In the wake of the success of Mighty Morphin’ Power Rangers, quite a number of Japanese action-adventure shows were imported to the US, with the hopes of finding the next big thing.  None of them succeeded in that venture, of course, but some were certainly better than others.  Ronin Warriors was one of the better shows of the era, but, like so many, it’s faded into relative obscurity.  It had a toyline, courtesy of Playmates, which was decent enough.  Today, I’ll be taking a look at one of the main team members, Cye Mouri, Ronin Warrior of Trust!


Cye was released in the basic assortment of Playmates’ Ronin Warriors line, which was in pretty much consistent production for a good chunk of the ‘90s.  The figure stands about 6 inches tall and has 14 points of articulation.  The articulation is very different than any other line I’ve collected; the shoulders, elbows, hips, and knees are all done via springs.  There aren’t any hinges, just cut-joints and springs.  It’s a little weird.  Not sure why this was the way they handled things, but it’s not awful; just different.  All of the figures were built on the same standard body, with unique heads and armor.  The base body is rather on the bulky side, especially when compared to the models from the show.  The hands and feet are particularly sizable, but he’s really just over bulky in general.  The body is also really geometric and inorganic, making him look more robotic than human.  It’s an odd choice, but it kind of reminds me of Micronauts/Microman, so I sort of dig it.  The head sculpt is decent enough; the hair is a little more matted to the head than in the show, but that’s to facilitate the helmet, I suppose.  Beyond that, it’s a fairly faithful sculpt.  He’s also got 11 armor pieces, which can snap into place on the body.  I’m not the biggest fan of the armor, since it just further bulks up the body.

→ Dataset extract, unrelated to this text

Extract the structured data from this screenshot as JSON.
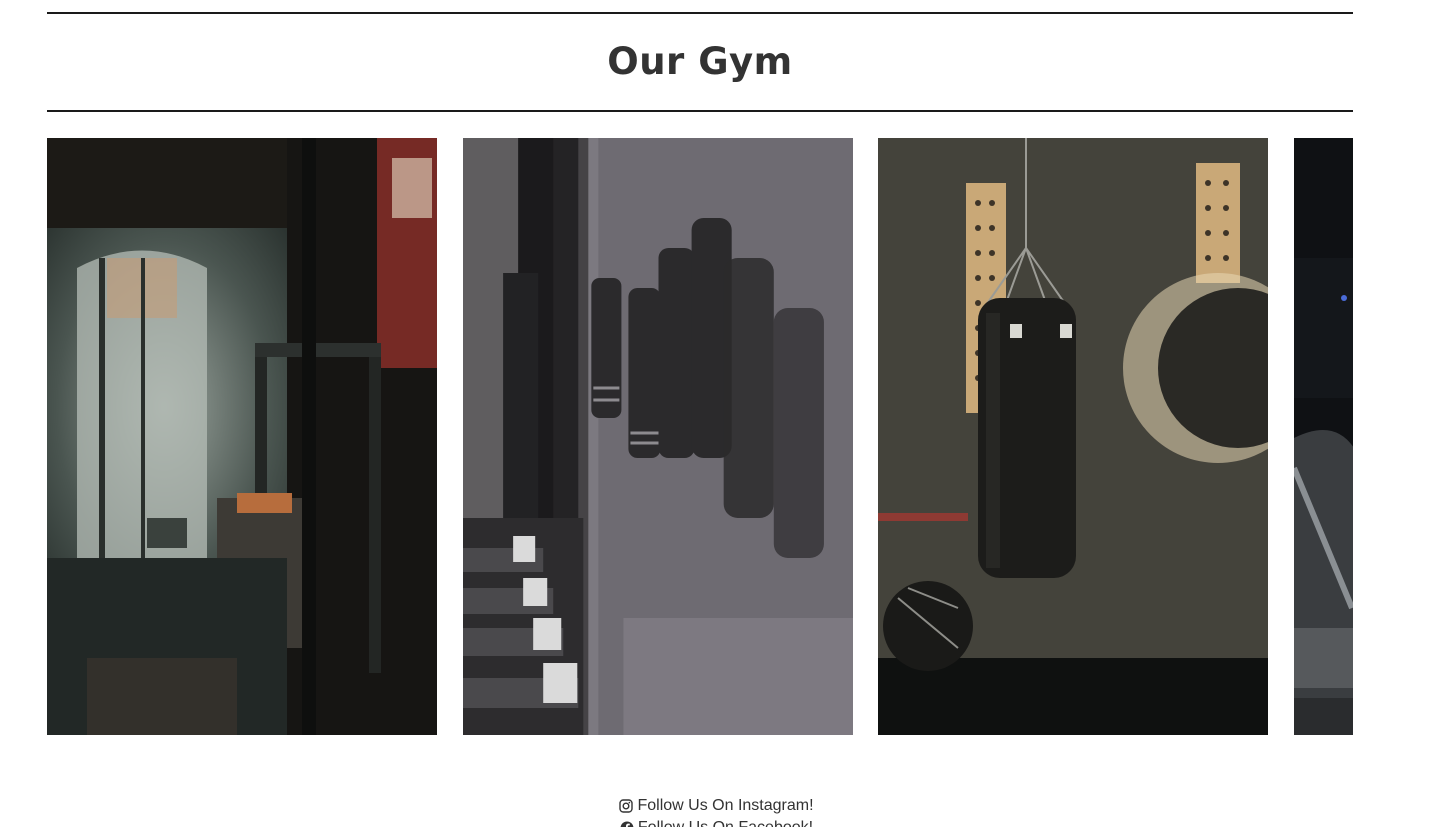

At the very least, it’s a decent recreation of his armor from the show, more or less, so that’s good.  The paint work on Cye is pretty clean.  It’s not really complex or anything, and there are a number of paint apps shown on the prototype that were cut from the final product.  The application is clean and sharp, and the colors are pretty vibrant, so he looks pretty decent overall.  In addition to the armor pieces, Cye included a tree of various weapons from the show.


Cye is an interesting development in my toy collecting habits: he’s the very first action figure I bought without being familiar with the source material.  I was at KB Toys with my grandmother, and I thought he was cool, so she bought him for me.  It was only years later that I finally discovered the show on Toonami, and actually enjoyed it a fair bit.  Sadly, the figure went missing over the years, and the costs on the aftermarket made getting a replacement infeasible.  But, as luck would have it, my brother asked to stop at Collector’s Corner two weekends ago and they happened to have this figure for $10, which was more than worth it for me.  He’s goofy and a little weird, but I still really love this figure, and he just makes me happy.